Our journey through various examples has shown us the power of this device to develop characters and engage readers on a deeper level.

Armed with tips for its effective use, we’re now better equipped to appreciate and perhaps even employ proslepsis in our own writing.

Let’s continue to experiment with this timeless technique, knowing it holds the key to unlocking profound connections with our audiences.

Frequently Asked Questions

What Is Proslepsis As A Literary Technique?

Proslepsis is a narrative device that presents actual scenes or elements from the story’s future, rather than just hinting at what may come.

This technique differs from simpler forms of foreshadowing by including definitive glimpses ahead in the narrative.

How Does Proslepsis Differ From Foreshadowing?

While foreshadowing subtly hints at future events or outcomes, proslepsis involves presenting actual future scenes or elements from the narrative, providing a clearer glimpse into the story’s direction.

Can You Provide Historical Examples Of Proslepsis In Literature?

Historical examples of proslepsis in literature include Homer’s The Odyssey, Shakespeare’s Macbeth, Charles Dickens’ A Christmas Carol, F.

Scott Fitzgerald’s The Great Gatsby, and Margaret Atwood’s The Handmaid’s Tale.

How Does Proslepsis Enhance Character Development?

Proslepsis enhances character development by showing the consequences of characters’ actions, choices, or destiny ahead of time, creating a richer understanding of their journeys and growth throughout the narrative.

What Role Does Proslepsis Play In Creating Dramatic Irony?

Proslepsis contributes to dramatic irony by providing the audience with knowledge of future events that characters in the story are unaware of, heightening the audience’s anticipation and engagement.

How Can Proslepsis Be Effectively Used In Writing?

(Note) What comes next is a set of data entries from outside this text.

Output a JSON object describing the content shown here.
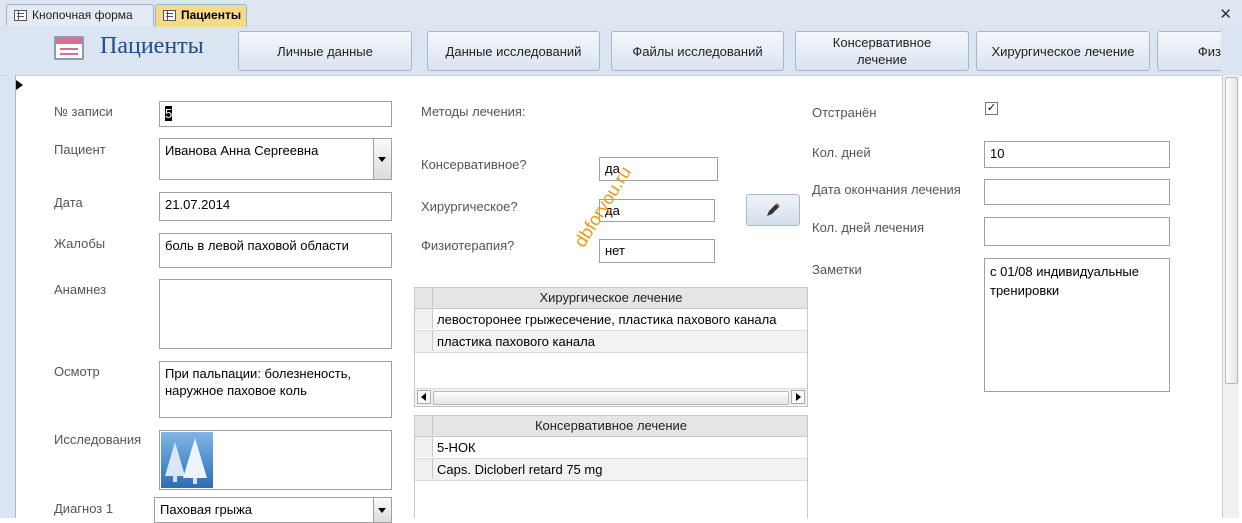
{
  "tabs": [
    {
      "label": "Кнопочная форма",
      "active": false
    },
    {
      "label": "Пациенты",
      "active": true
    }
  ],
  "header": {
    "title": "Пациенты",
    "buttons": [
      "Личные данные",
      "Данные исследований",
      "Файлы исследований",
      "Консервативное лечение",
      "Хирургическое лечение",
      "Физ"
    ]
  },
  "fields": {
    "record_no": {
      "label": "№ записи",
      "value": "5"
    },
    "patient": {
      "label": "Пациент",
      "value": "Иванова Анна Сергеевна"
    },
    "date": {
      "label": "Дата",
      "value": "21.07.2014"
    },
    "complaints": {
      "label": "Жалобы",
      "value": "боль в левой паховой области"
    },
    "anamnesis": {
      "label": "Анамнез",
      "value": ""
    },
    "exam": {
      "label": "Осмотр",
      "value": "При пальпации: болезненость, наружное паховое коль"
    },
    "research": {
      "label": "Исследования"
    },
    "diagnosis1": {
      "label": "Диагноз 1",
      "value": "Паховая грыжа"
    }
  },
  "treatment": {
    "heading": "Методы лечения:",
    "conservative": {
      "label": "Консервативное?",
      "value": "да"
    },
    "surgical": {
      "label": "Хирургическое?",
      "value": "да"
    },
    "physio": {
      "label": "Физиотерапия?",
      "value": "нет"
    }
  },
  "surgical_table": {
    "header": "Хирургическое лечение",
    "rows": [
      "левосторонее грыжесечение, пластика пахового канала",
      "пластика пахового канала"
    ]
  },
  "conservative_table": {
    "header": "Консервативное лечение",
    "rows": [
      "5-НОК",
      "Caps. Dicloberl retard 75 mg"
    ]
  },
  "right": {
    "suspended": {
      "label": "Отстранён",
      "checked": true
    },
    "days": {
      "label": "Кол. дней",
      "value": "10"
    },
    "end_date": {
      "label": "Дата окончания лечения",
      "value": ""
    },
    "treatment_days": {
      "label": "Кол. дней лечения",
      "value": ""
    },
    "notes": {
      "label": "Заметки",
      "value": "с 01/08 индивидуальные тренировки"
    }
  },
  "watermark": "dbforyou.ru",
  "icons": {
    "tab": "form-icon",
    "close": "close-icon",
    "edit": "pencil-icon",
    "record": "record-selector-icon"
  }
}
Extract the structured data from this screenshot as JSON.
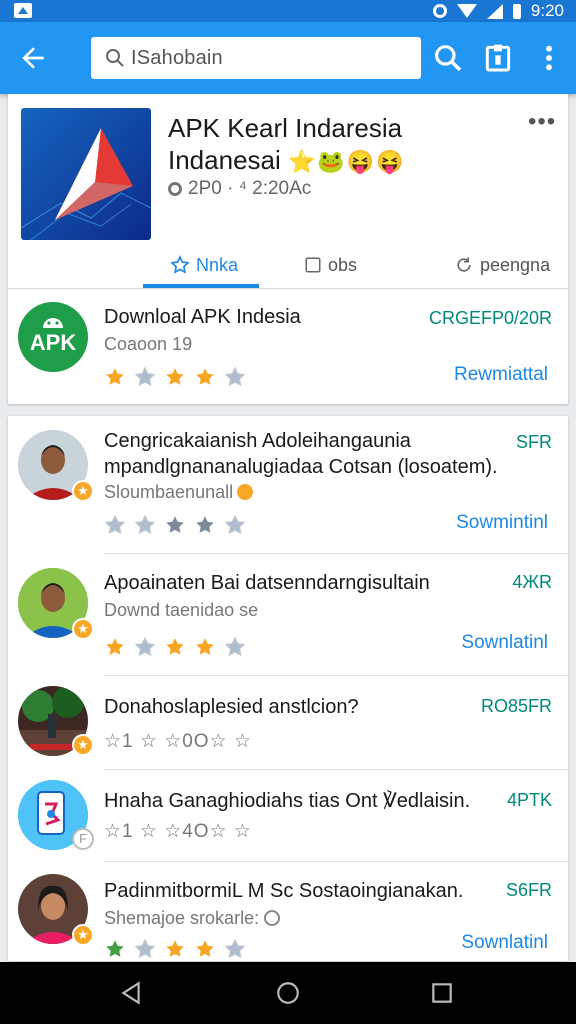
{
  "status_bar": {
    "time": "9:20"
  },
  "app_bar": {
    "search_text": "ISahobain"
  },
  "hero": {
    "title_line1": "APK Kearl Indaresia",
    "title_line2": "Indanesai",
    "emoji": "⭐🐸😝😝",
    "meta": "2P0 · ⁴ 2:20Ac",
    "more": "•••",
    "tabs": [
      {
        "label": "Nnka",
        "icon": "star-outline-icon"
      },
      {
        "label": "obs",
        "icon": "square-outline-icon"
      },
      {
        "label": "peengna",
        "icon": "refresh-icon"
      }
    ]
  },
  "featured": {
    "logo_text": "APK",
    "title": "Downloal APK Indesia",
    "subtitle": "Coaoon 19",
    "size": "CRGEFP0/20R",
    "action": "Rewmiattal",
    "stars": [
      1,
      0,
      1,
      1,
      0
    ]
  },
  "list": [
    {
      "title": "Cengricakaianish Adoleihangaunia mpandlgnananalugiadaa Cotsan (losoatem).",
      "subtitle": "Sloumbaenunall",
      "size": "SFR",
      "action": "Sowmintinl",
      "stars": [
        0,
        0,
        2,
        2,
        0
      ]
    },
    {
      "title": "Apoainaten Bai datsenndarngisultain",
      "subtitle": "Downd taenidao se",
      "size": "4ЖR",
      "action": "Sownlatinl",
      "stars": [
        1,
        0,
        1,
        1,
        0
      ]
    },
    {
      "title": "Donahoslaplesied anstlcion?",
      "rating": "☆1 ☆ ☆0O☆ ☆",
      "size": "RO85FR",
      "action": "",
      "stars": []
    },
    {
      "title": "Hnaha Ganaghiodiahs tias Ont ℣edlaisin.",
      "rating": "☆1 ☆ ☆4O☆ ☆",
      "size": "4PTK",
      "action": "",
      "stars": []
    },
    {
      "title": "PadinmitbormiL M Sc Sostaoingianakan.",
      "subtitle": "Shemajoe srokarle:",
      "size": "S6FR",
      "action": "Sownlatinl",
      "stars": [
        3,
        0,
        1,
        1,
        0
      ]
    }
  ],
  "colors": {
    "primary": "#2196f3",
    "status_bar": "#1976d2",
    "star_gold": "#f6a623",
    "star_grey": "#9fb0c8",
    "size_green": "#00897b",
    "action_blue": "#1e88e5"
  }
}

To use proslepsis effectively, writers should focus on striking a balance, using subtlety, and being strategic with their inclusion of future scenes to enhance the narrative without overwhelming the reader.

Is Proslepsis Used In Film As Well As In Literature?

Yes, proslepsis is employed in film, where it can be used to foreshadow future events or reveal elements of a character’s destiny, often serving to create suspense or deepen the narrative’s complexity.

Why Is Pacing Important When Using Proslepsis?

Pacing is crucial when using proslepsis because it ensures that the future scenes are introduced at the right moments to maintain the story’s flow and keep the audience engaged without revealing too much too soon.